Tags: book club, cambridge, history, Psychology
Sybil by Flora Rheta Schreiber was a huge best seller in the 1970s which brought public attention to an extraordinary case of Dissociative Identity Disorder (previously known as Multiple Personality Disorder (MPD) or colloquially as “split personalities”.) It was made into a very popular, Emmy award winning, made-for-TV movie starring Sally Field and Joanne Woodward. It told the story of Sybil (real name Shirley Ardell Mason), a young woman suffering from blackouts. She went to a therapist who discovered had multiple personalities (as many as 16) and was repressing memories of horrific abuse as a child.
Someone once said “extraordinary claims require extraordinary evidence”.* Debbie Nathan has examined these claims and found them profoundly lacking. In fact, it appears that Mason, Schreiber and the psychiatrist, Dr Cornelia Wilbur may have invented the whole thing. Quite possibly, it was a case of mutually reinforced self-deception on the part of Mason (Sybil) and Dr. Wilbur, but many of the incidents in the book appear to have been fabricated by Dr. Wilbur and Schreiber. (Having not read the details yet, I suspect this could be a case of pious fraud.)

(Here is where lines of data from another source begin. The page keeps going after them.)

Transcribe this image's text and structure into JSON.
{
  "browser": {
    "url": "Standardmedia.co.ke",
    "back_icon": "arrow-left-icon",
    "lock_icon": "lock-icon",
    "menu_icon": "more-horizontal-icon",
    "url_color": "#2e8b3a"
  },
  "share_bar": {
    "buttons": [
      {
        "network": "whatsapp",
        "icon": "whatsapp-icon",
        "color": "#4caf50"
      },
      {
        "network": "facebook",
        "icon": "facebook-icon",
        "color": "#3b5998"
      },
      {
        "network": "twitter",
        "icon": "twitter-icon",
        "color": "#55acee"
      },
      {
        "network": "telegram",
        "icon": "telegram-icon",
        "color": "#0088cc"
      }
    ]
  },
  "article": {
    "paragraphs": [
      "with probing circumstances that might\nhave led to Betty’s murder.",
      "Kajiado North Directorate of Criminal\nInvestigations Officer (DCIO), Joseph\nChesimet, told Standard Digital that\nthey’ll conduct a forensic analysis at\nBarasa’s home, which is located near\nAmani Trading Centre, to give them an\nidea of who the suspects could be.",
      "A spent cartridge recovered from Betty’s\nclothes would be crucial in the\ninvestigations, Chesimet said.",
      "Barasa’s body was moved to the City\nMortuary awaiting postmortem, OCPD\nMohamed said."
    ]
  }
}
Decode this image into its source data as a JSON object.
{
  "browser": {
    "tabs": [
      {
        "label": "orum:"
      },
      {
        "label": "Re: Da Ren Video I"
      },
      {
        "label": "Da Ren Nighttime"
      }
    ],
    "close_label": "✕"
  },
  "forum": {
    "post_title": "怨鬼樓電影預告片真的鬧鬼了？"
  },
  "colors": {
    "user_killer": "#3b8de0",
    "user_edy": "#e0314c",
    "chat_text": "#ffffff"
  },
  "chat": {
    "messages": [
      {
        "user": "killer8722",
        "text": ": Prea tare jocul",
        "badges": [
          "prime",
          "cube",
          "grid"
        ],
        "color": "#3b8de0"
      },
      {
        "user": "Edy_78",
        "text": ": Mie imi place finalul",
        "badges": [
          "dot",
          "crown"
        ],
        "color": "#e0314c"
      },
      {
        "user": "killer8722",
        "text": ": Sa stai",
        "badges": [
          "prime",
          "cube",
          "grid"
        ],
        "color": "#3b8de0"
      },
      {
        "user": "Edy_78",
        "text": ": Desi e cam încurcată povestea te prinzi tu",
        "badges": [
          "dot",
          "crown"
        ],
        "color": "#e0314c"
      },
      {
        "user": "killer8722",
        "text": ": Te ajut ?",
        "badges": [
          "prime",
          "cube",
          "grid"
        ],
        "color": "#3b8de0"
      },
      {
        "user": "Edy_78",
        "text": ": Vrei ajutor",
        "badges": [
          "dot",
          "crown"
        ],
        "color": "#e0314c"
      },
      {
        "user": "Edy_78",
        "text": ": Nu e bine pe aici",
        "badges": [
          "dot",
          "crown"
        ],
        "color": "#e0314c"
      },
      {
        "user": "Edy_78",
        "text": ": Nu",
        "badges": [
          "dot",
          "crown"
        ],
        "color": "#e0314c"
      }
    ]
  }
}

Read the book, get the full story and join us to discuss it on Saturday, October 26 at 3 PM in our usual meeting place, Harvard’s Northwest Science Building, 52 Oxford Street, Cambridge. Remember to bring your appetite and, if you wish, a snack to share. Also optional, you can RSVP on our Facebook event page.
As always, Mary will be leading an online discussion of the book the next day (October 27) at the Skepchick Book Club.
[*] Actually, lots of someones, including (most famously) Carl Sagan, who stole it from Marcello Truzzi, Théodore Flournoy, Pierre-Simon LaPlace, David Hume, and probably many others.